Investing in the Future
May 28, 2015
The Port of Long Beach supports one in eight jobs in Long Beach, more than 316,000 jobs in a five-county region, and 1.4 million jobs across the nation.
Maintaining and growing those jobs are among the measures of the Port’s success.
“The Port has a tremendous interest in ensuring there are qualified people to fill the jobs that it needs to remain competitive,” said Thomas O’Brien, executive director of the Center of International Trade and Transportation (CITT) at California State University, Long Beach (CSULB).
On May 20, the Port held its second Celebrating Education Reception, spotlighting its existing programs and new initiatives developed to teach students about the Port and international trade, and cultivate the work force of the future. During the event, the Port announced scholarships totaling $58,500 to 27 recipients.
The 2015 scholars include graduating high school seniors pursuing international trade or related studies in college; CSULB students studying international business; Long Beach City College students preparing for skilled trade and technical careers; and working professionals in CSULB’s Global Logistics Specialist program. With the latest round, the Port has awarded $607,650 in scholarships to 351 recipients since 1993.
The Port also honored Matson, Inc. as its 2015 “Champion of Education.” The award recognizes an industry partner that has been a longstanding supporter of Port education programs. John Rowan, Matson’s manager of National Household Goods, accepted the award on the company’s behalf.
During the event, Port Director of Communications and Community Relations Michael Gold highlighted the Port’s newest education outreach programs created under a plan adopted in 2014 by the Board of Harbor Commissioners. All were developed in consultation with local high school educators who make up the Port’s Education Advisory Committee.
- Career and Trade Fair: In partnership with Long Beach Unified, CSULB and industry partners, the Port spotlighted growing careers in international trade and related skilled crafts at the university’s College and Career Fair last November. The event, which draws thousands of high school students to the Walter Pyramid, featured a dozen booths showcasing fields such as engineering, security, communications, construction and other Port-related occupations. Prior to the event, the Port brought 200 Long Beach high school students to the university for smaller, pre-fair workshops on themes such as “Applying for Your First Job, “Earn While You Learn: Apprenticeships,” “Jobs in International Trade,” and “Women in Maritime Careers.”
- Teacher “Externships”: This summer, 14 teachers from eight local high schools will participate in the Port’s first study program, or “externships,” for educators. Developed by Cal State Long Beach’s Center for International Trade and Transportation, the weeklong course includes lectures, face-to-face meetings with maritime professionals, and on-site tours of cargo operations. The Port worked with CITT to create the program after teachers said they wanted to learn more about Port operations and the maritime industry to help students connect the dots between math, science, language and other disciplines and trade-related careers and opportunities.

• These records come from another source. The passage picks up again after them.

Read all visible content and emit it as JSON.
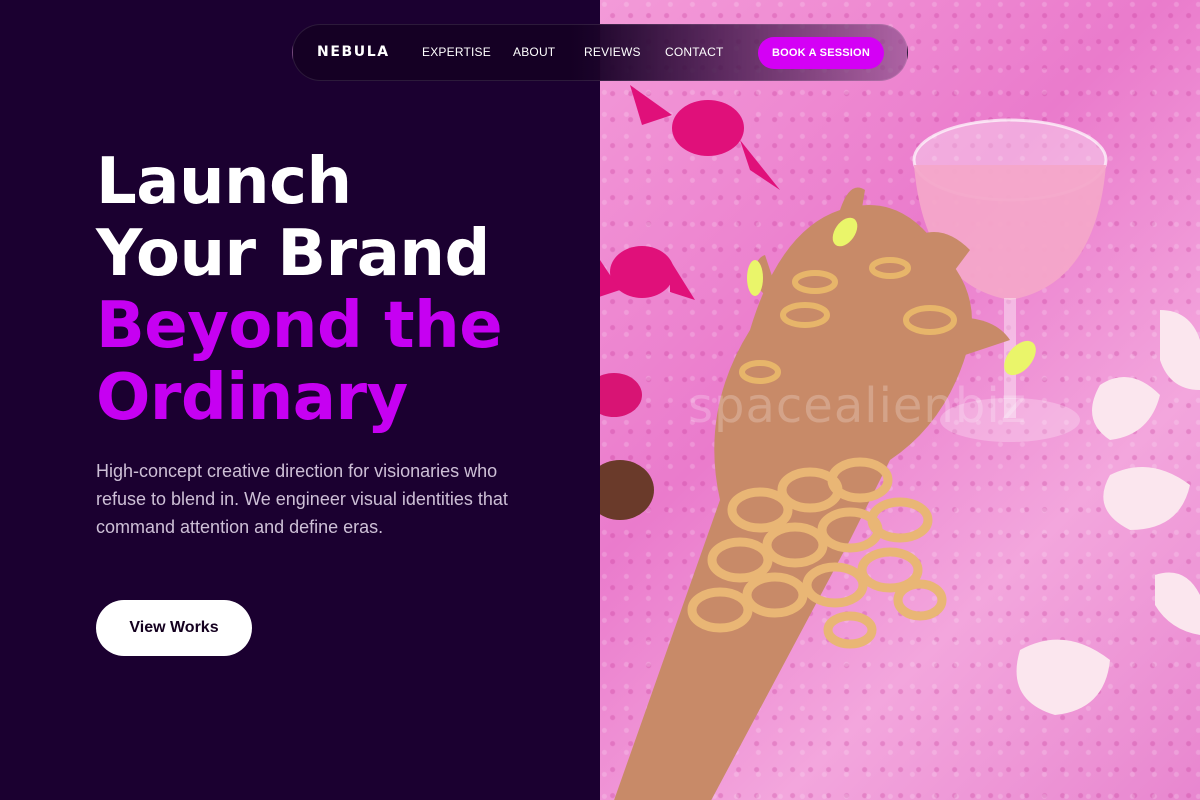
{
  "nav": {
    "brand": "NEBULA",
    "links": [
      "EXPERTISE",
      "ABOUT",
      "REVIEWS",
      "CONTACT"
    ],
    "cta": "BOOK A SESSION"
  },
  "hero": {
    "title_line1": "Launch",
    "title_line2": "Your Brand",
    "title_line3": "Beyond the",
    "title_line4": "Ordinary",
    "description": "High-concept creative direction for visionaries who refuse to blend in. We engineer visual identities that command attention and define eras.",
    "button": "View Works"
  },
  "photo": {
    "watermark": "spacealienbiz"
  },
  "colors": {
    "background": "#1b0030",
    "accent": "#c600f2",
    "cta": "#d400f5",
    "text_light": "#cdbfd6"
  }
}
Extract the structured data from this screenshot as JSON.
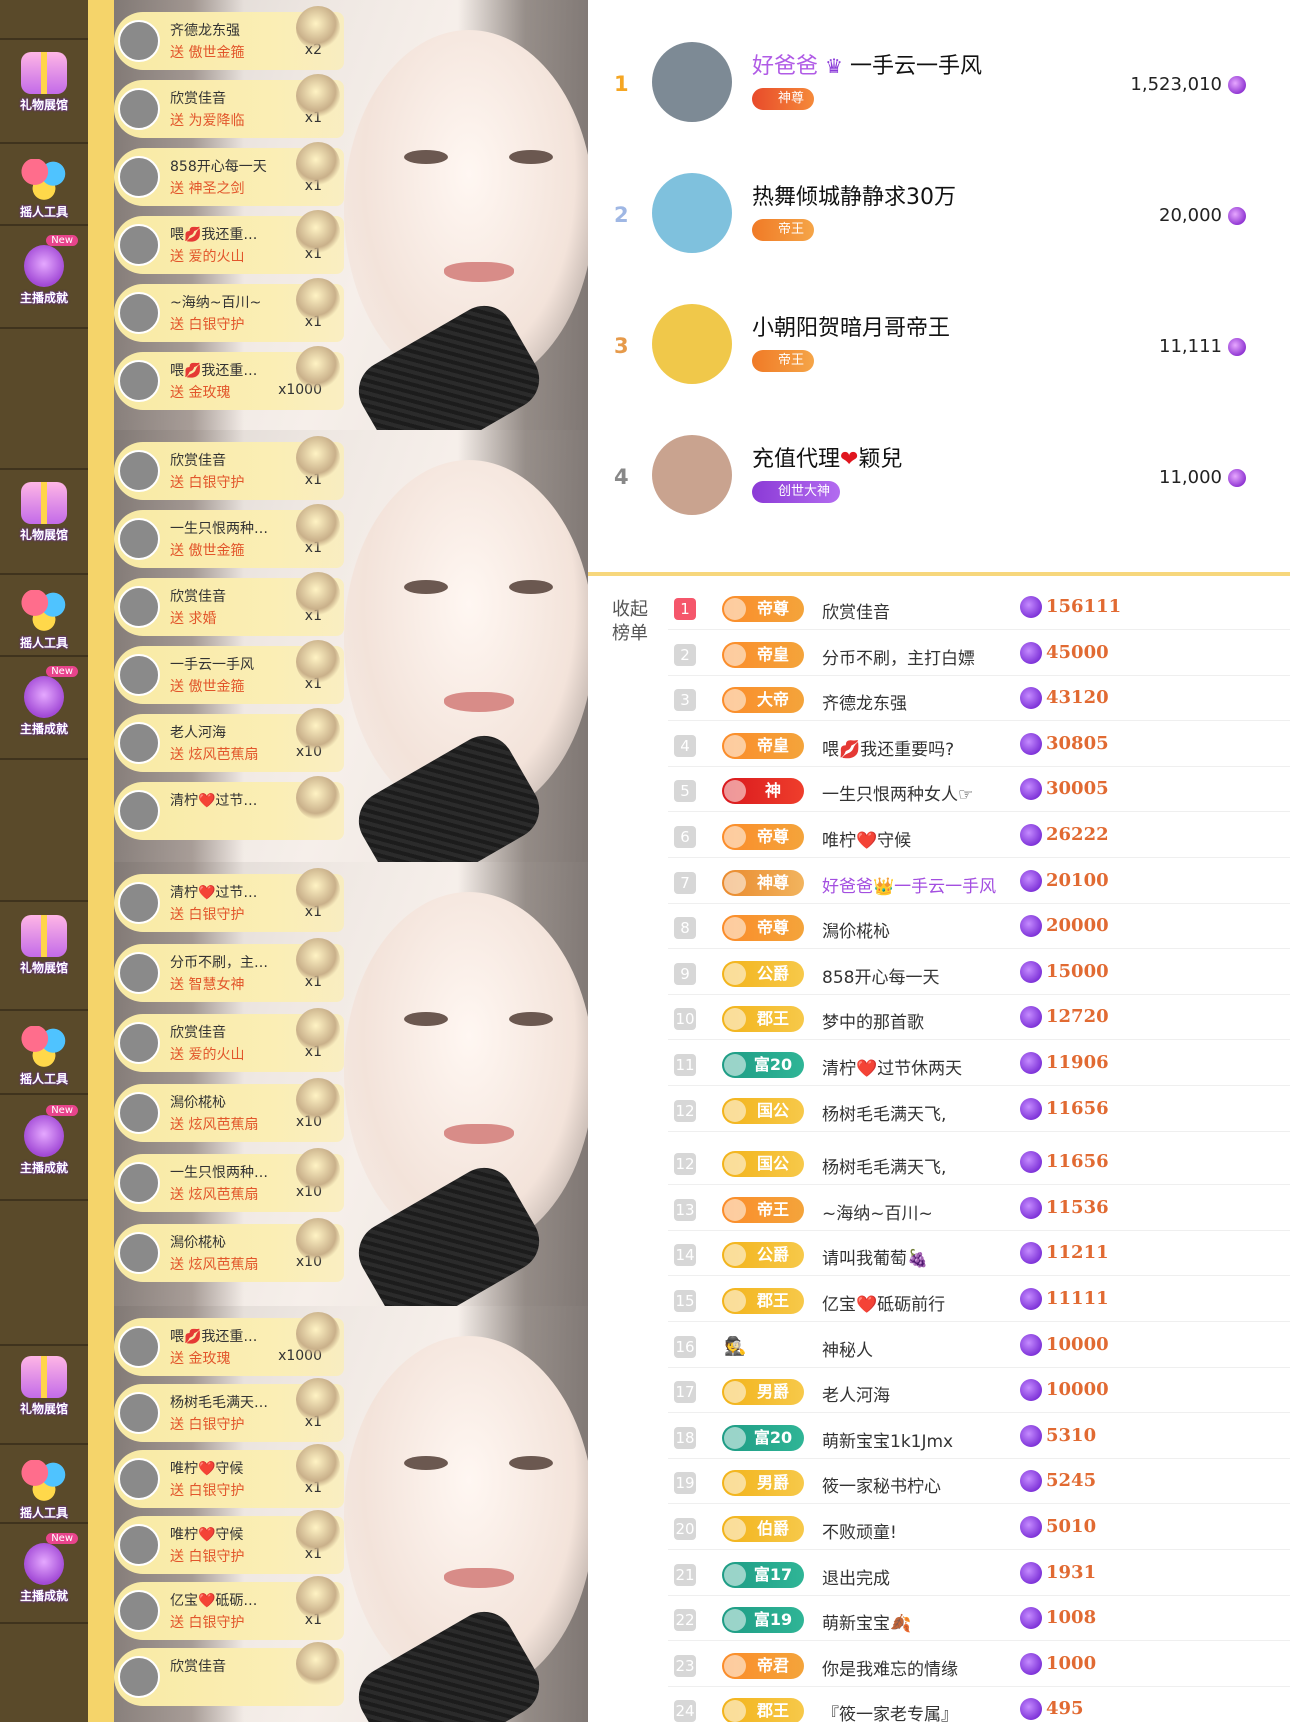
{
  "sidebar": {
    "gift_hall": "礼物展馆",
    "tool": "摇人工具",
    "achievement": "主播成就",
    "new_tag": "New"
  },
  "feeds": [
    [
      {
        "name": "齐德龙东强",
        "gift": "送 傲世金箍",
        "qty": "x2"
      },
      {
        "name": "欣赏佳音",
        "gift": "送 为爱降临",
        "qty": "x1"
      },
      {
        "name": "858开心每一天",
        "gift": "送 神圣之剑",
        "qty": "x1"
      },
      {
        "name": "喂💋我还重…",
        "gift": "送 爱的火山",
        "qty": "x1"
      },
      {
        "name": "~海纳~百川~",
        "gift": "送 白银守护",
        "qty": "x1"
      },
      {
        "name": "喂💋我还重…",
        "gift": "送 金玫瑰",
        "qty": "x1000"
      }
    ],
    [
      {
        "name": "欣赏佳音",
        "gift": "送 白银守护",
        "qty": "x1"
      },
      {
        "name": "一生只恨两种…",
        "gift": "送 傲世金箍",
        "qty": "x1"
      },
      {
        "name": "欣赏佳音",
        "gift": "送 求婚",
        "qty": "x1"
      },
      {
        "name": "一手云一手风",
        "gift": "送 傲世金箍",
        "qty": "x1"
      },
      {
        "name": "老人河海",
        "gift": "送 炫风芭蕉扇",
        "qty": "x10"
      },
      {
        "name": "清柠❤️过节…",
        "gift": "",
        "qty": ""
      }
    ],
    [
      {
        "name": "清柠❤️过节…",
        "gift": "送 白银守护",
        "qty": "x1"
      },
      {
        "name": "分币不刷，主…",
        "gift": "送 智慧女神",
        "qty": "x1"
      },
      {
        "name": "欣赏佳音",
        "gift": "送 爱的火山",
        "qty": "x1"
      },
      {
        "name": "澙伱椛杺",
        "gift": "送 炫风芭蕉扇",
        "qty": "x10"
      },
      {
        "name": "一生只恨两种…",
        "gift": "送 炫风芭蕉扇",
        "qty": "x10"
      },
      {
        "name": "澙伱椛杺",
        "gift": "送 炫风芭蕉扇",
        "qty": "x10"
      }
    ],
    [
      {
        "name": "喂💋我还重…",
        "gift": "送 金玫瑰",
        "qty": "x1000"
      },
      {
        "name": "杨树毛毛满天…",
        "gift": "送 白银守护",
        "qty": "x1"
      },
      {
        "name": "唯柠❤️守候",
        "gift": "送 白银守护",
        "qty": "x1"
      },
      {
        "name": "唯柠❤️守候",
        "gift": "送 白银守护",
        "qty": "x1"
      },
      {
        "name": "亿宝❤️砥砺…",
        "gift": "送 白银守护",
        "qty": "x1"
      },
      {
        "name": "欣赏佳音",
        "gift": "",
        "qty": ""
      }
    ]
  ],
  "top_rank": [
    {
      "rank": "1",
      "name_a": "好爸爸",
      "name_b": "一手云一手风",
      "badge": "神尊",
      "score": "1,523,010",
      "color": "#f5a623"
    },
    {
      "rank": "2",
      "name_a": "热舞倾城静静求30万",
      "name_b": "",
      "badge": "帝王",
      "score": "20,000",
      "color": "#9fb7e4"
    },
    {
      "rank": "3",
      "name_a": "小朝阳贺暗月哥帝王",
      "name_b": "",
      "badge": "帝王",
      "score": "11,111",
      "color": "#e69a4a"
    },
    {
      "rank": "4",
      "name_a": "充值代理",
      "name_b": "颖兒",
      "badge": "创世大神",
      "score": "11,000",
      "color": "#888888"
    }
  ],
  "list_panel": {
    "collapse_label": "收起榜单",
    "rows": [
      {
        "n": "1",
        "lv": "帝尊",
        "style": "orange",
        "name": "欣赏佳音",
        "score": "156111"
      },
      {
        "n": "2",
        "lv": "帝皇",
        "style": "orange",
        "name": "分币不刷，主打白嫖",
        "score": "45000"
      },
      {
        "n": "3",
        "lv": "大帝",
        "style": "orange",
        "name": "齐德龙东强",
        "score": "43120"
      },
      {
        "n": "4",
        "lv": "帝皇",
        "style": "orange",
        "name": "喂💋我还重要吗?",
        "score": "30805"
      },
      {
        "n": "5",
        "lv": "神",
        "style": "red",
        "name": "一生只恨两种女人☞",
        "score": "30005"
      },
      {
        "n": "6",
        "lv": "帝尊",
        "style": "orange",
        "name": "唯柠❤️守候",
        "score": "26222"
      },
      {
        "n": "7",
        "lv": "神尊",
        "style": "shen",
        "name": "好爸爸👑一手云一手风",
        "score": "20100",
        "purple": true
      },
      {
        "n": "8",
        "lv": "帝尊",
        "style": "orange",
        "name": "澙伱椛杺",
        "score": "20000"
      },
      {
        "n": "9",
        "lv": "公爵",
        "style": "gold",
        "name": "858开心每一天",
        "score": "15000"
      },
      {
        "n": "10",
        "lv": "郡王",
        "style": "gold",
        "name": "梦中的那首歌",
        "score": "12720"
      },
      {
        "n": "11",
        "lv": "富20",
        "style": "green",
        "name": "清柠❤️过节休两天",
        "score": "11906"
      },
      {
        "n": "12",
        "lv": "国公",
        "style": "gold",
        "name": "杨树毛毛满天飞,",
        "score": "11656"
      },
      {
        "n": "12",
        "lv": "国公",
        "style": "gold",
        "name": "杨树毛毛满天飞,",
        "score": "11656"
      },
      {
        "n": "13",
        "lv": "帝王",
        "style": "orange",
        "name": "~海纳~百川~",
        "score": "11536"
      },
      {
        "n": "14",
        "lv": "公爵",
        "style": "gold",
        "name": "请叫我葡萄🍇",
        "score": "11211"
      },
      {
        "n": "15",
        "lv": "郡王",
        "style": "gold",
        "name": "亿宝❤️砥砺前行",
        "score": "11111"
      },
      {
        "n": "16",
        "lv": "",
        "style": "none",
        "name": "神秘人",
        "score": "10000",
        "mystery": true
      },
      {
        "n": "17",
        "lv": "男爵",
        "style": "gold",
        "name": "老人河海",
        "score": "10000"
      },
      {
        "n": "18",
        "lv": "富20",
        "style": "green",
        "name": "萌新宝宝1k1Jmx",
        "score": "5310"
      },
      {
        "n": "19",
        "lv": "男爵",
        "style": "gold",
        "name": "筱一家秘书柠心",
        "score": "5245"
      },
      {
        "n": "20",
        "lv": "伯爵",
        "style": "gold",
        "name": "不败顽童!",
        "score": "5010"
      },
      {
        "n": "21",
        "lv": "富17",
        "style": "green",
        "name": "退出完成",
        "score": "1931"
      },
      {
        "n": "22",
        "lv": "富19",
        "style": "green",
        "name": "萌新宝宝🍂",
        "score": "1008"
      },
      {
        "n": "23",
        "lv": "帝君",
        "style": "orange",
        "name": "你是我难忘的情缘",
        "score": "1000"
      },
      {
        "n": "24",
        "lv": "郡王",
        "style": "gold",
        "name": "『筱一家老专属』",
        "score": "495"
      }
    ]
  }
}
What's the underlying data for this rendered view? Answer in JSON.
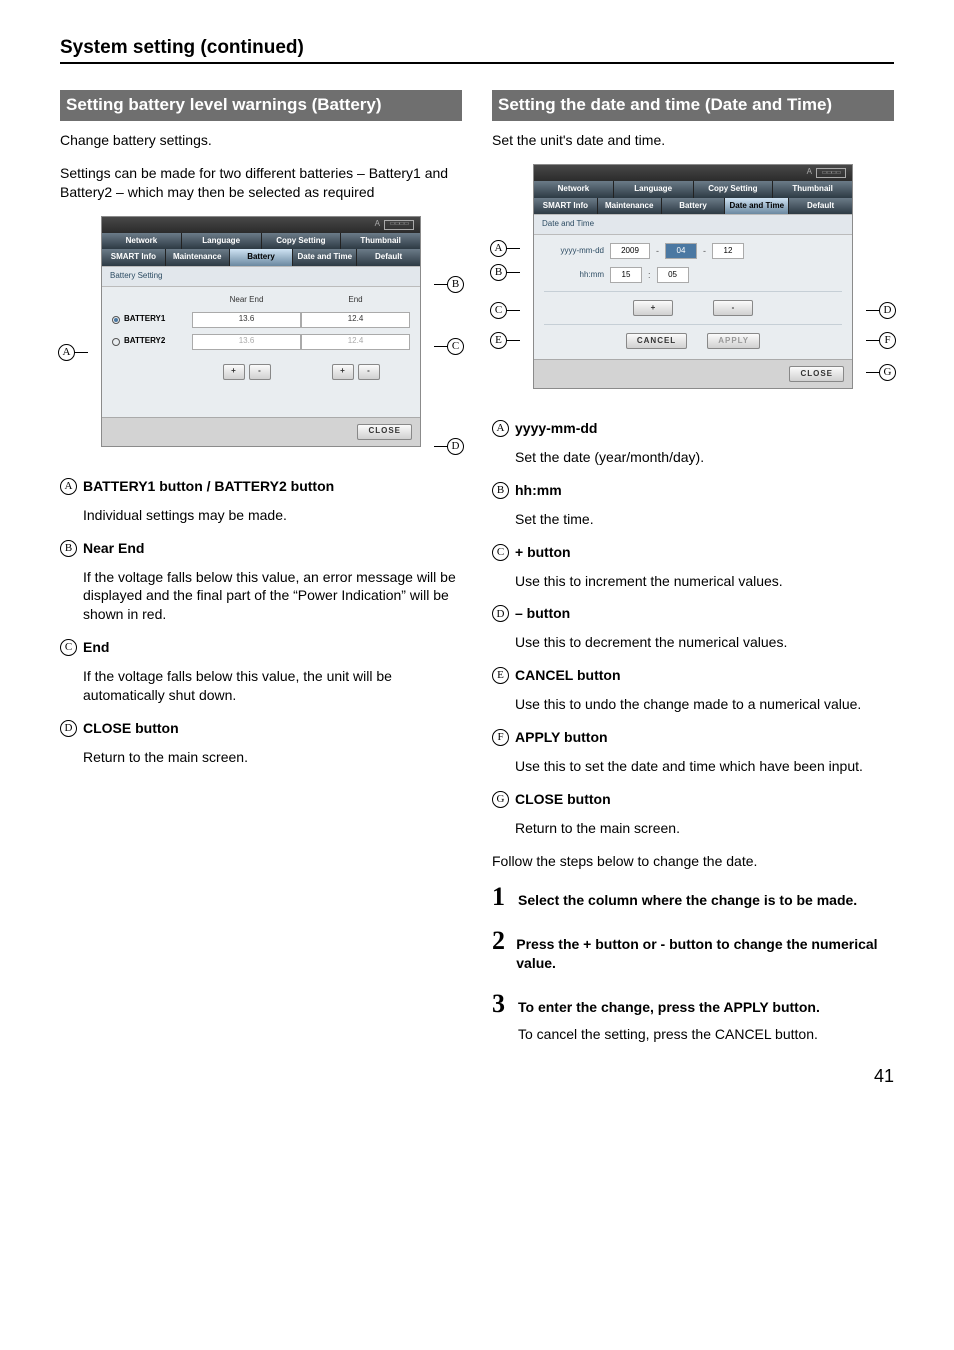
{
  "page": {
    "header": "System setting (continued)",
    "number": "41"
  },
  "battery": {
    "bar": "Setting battery level warnings (Battery)",
    "intro1": "Change battery settings.",
    "intro2": "Settings can be made for two different batteries – Battery1 and Battery2 – which may then be selected as required",
    "panel": {
      "subhdr": "Battery Setting",
      "col_near": "Near End",
      "col_end": "End",
      "opt1": "BATTERY1",
      "opt2": "BATTERY2",
      "v1near": "13.6",
      "v1end": "12.4",
      "v2near": "13.6",
      "v2end": "12.4",
      "plus": "+",
      "minus": "-",
      "close": "CLOSE"
    },
    "defs": {
      "A": {
        "t": "BATTERY1 button / BATTERY2 button",
        "b": "Individual settings may be made."
      },
      "B": {
        "t": "Near End",
        "b": "If the voltage falls below this value, an error message will be displayed and the final part of the “Power Indication” will be shown in red."
      },
      "C": {
        "t": "End",
        "b": "If the voltage falls below this value, the unit will be automatically shut down."
      },
      "D": {
        "t": "CLOSE button",
        "b": "Return to the main screen."
      }
    }
  },
  "datetime": {
    "bar": "Setting the date and time (Date and Time)",
    "intro": "Set the unit's date and time.",
    "panel": {
      "subhdr": "Date and Time",
      "l_date": "yyyy-mm-dd",
      "l_time": "hh:mm",
      "yyyy": "2009",
      "mm": "04",
      "dd": "12",
      "hh": "15",
      "mi": "05",
      "cancel": "CANCEL",
      "apply": "APPLY",
      "close": "CLOSE"
    },
    "defs": {
      "A": {
        "t": "yyyy-mm-dd",
        "b": "Set the date (year/month/day)."
      },
      "B": {
        "t": "hh:mm",
        "b": "Set the time."
      },
      "C": {
        "t": "+ button",
        "b": "Use this to increment the numerical values."
      },
      "D": {
        "t": "– button",
        "b": "Use this to decrement the numerical values."
      },
      "E": {
        "t": "CANCEL button",
        "b": "Use this to undo the change made to a numerical value."
      },
      "F": {
        "t": "APPLY button",
        "b": "Use this to set the date and time which have been input."
      },
      "G": {
        "t": "CLOSE button",
        "b": "Return to the main screen."
      }
    },
    "follow": "Follow the steps below to change the date.",
    "steps": {
      "s1": "Select the column where the change is to be made.",
      "s2": "Press the + button or - button to change the numerical value.",
      "s3": "To enter the change, press the APPLY button.",
      "s3b": "To cancel the setting, press the CANCEL button."
    }
  },
  "tabs": {
    "r1": [
      "Network",
      "Language",
      "Copy Setting",
      "Thumbnail"
    ],
    "r2": [
      "SMART Info",
      "Maintenance",
      "Battery",
      "Date and Time",
      "Default"
    ]
  },
  "kb": "⌨"
}
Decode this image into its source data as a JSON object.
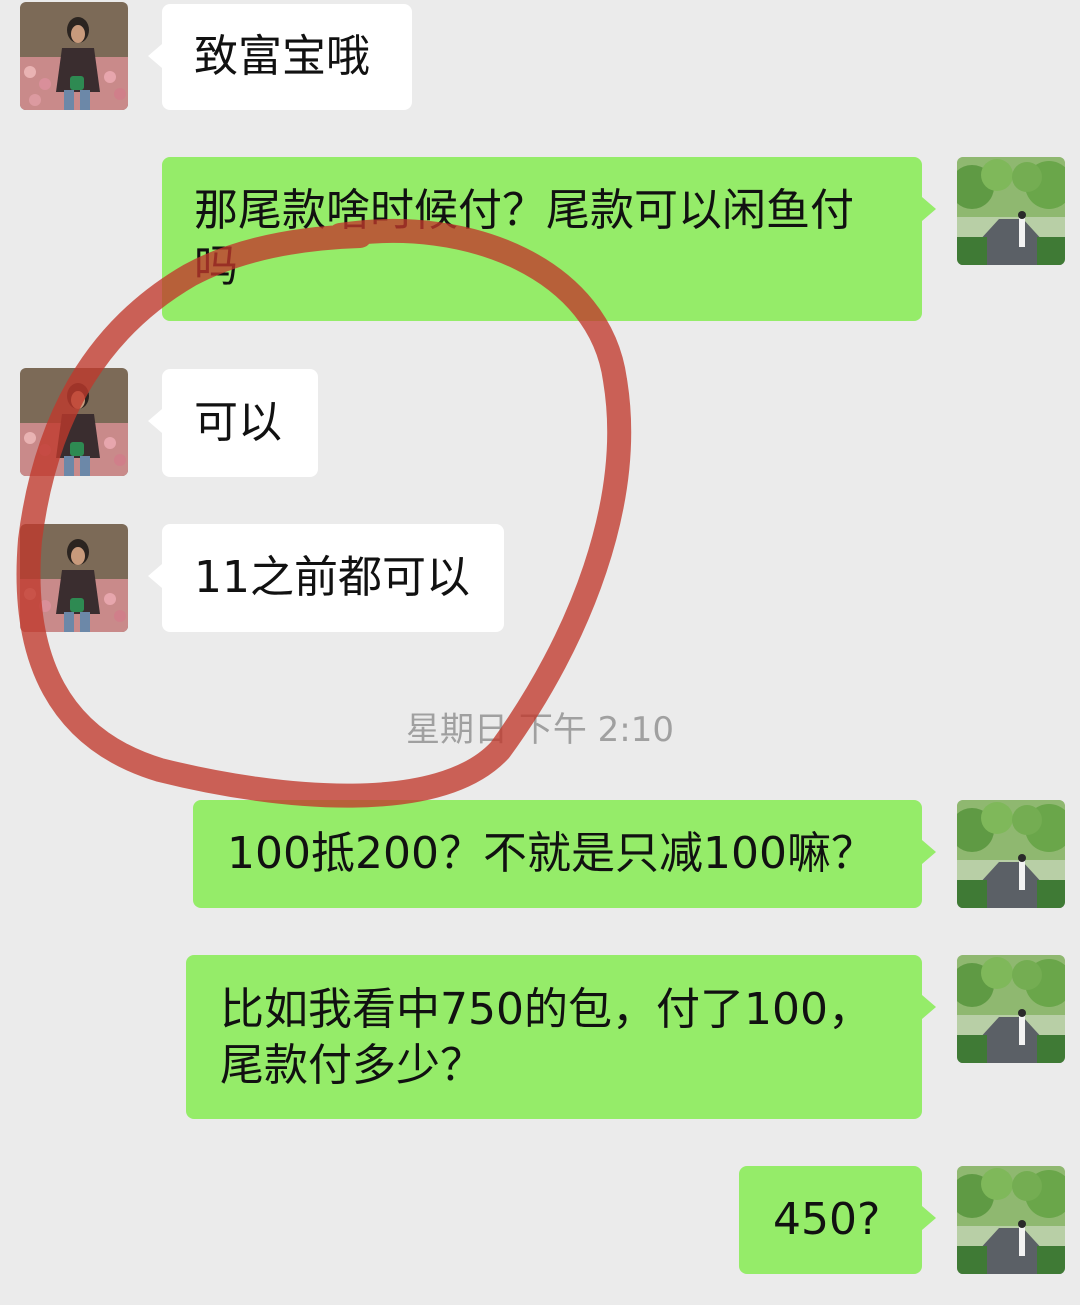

- Academy.polb.com: This month, the Port launched a new website where students and teachers will find information on Port scholarships, internships, boat tours, field trips, videos, trade-related lesson plans and other resources. A new feature is the Port’s career page, where student can learn about trade-related careers, what they pay, and where to find local education and training programs. Videos spotlight real people at work – engineers, electricians, trade specialists and others, why they chose their career, and what their work entails. Lesson plans developed by the Port’s first externship class will be added to the website. The Port also plans to use the site as a virtual classroom where students and teachers can link to real-time lectures and interactive lessons.
Highlights of ongoing Port programs include:
- Harbor tours: During 2014, the Port took more than 700 high school, community college and university students on boat tours. Narrated by Port staff, the tours offer students a close-up view of Port operations that span more than 7,600 acres of land and water.
- Classroom speakers and career days: Over the past year, Port representatives spoke to more than 1,100 students in local schools.
- High school internships: Last summer, the Port welcomed 25 high school students for paid summer internships. The program began in 2011 with 10 students. At the May 20 reception, the Port announced its new class of 25 interns. The eight-week program includes job-skills training at the Pacific Gateway Workforce Investment Network.
In addition to its program for high school students, the Port also offers college internships. Long Beach Mayor Robert Garcia, who has challenged city businesses and institutions to double the number of available internships, praised the Port as a leader in advancing on-the-job training opportunities for local youth.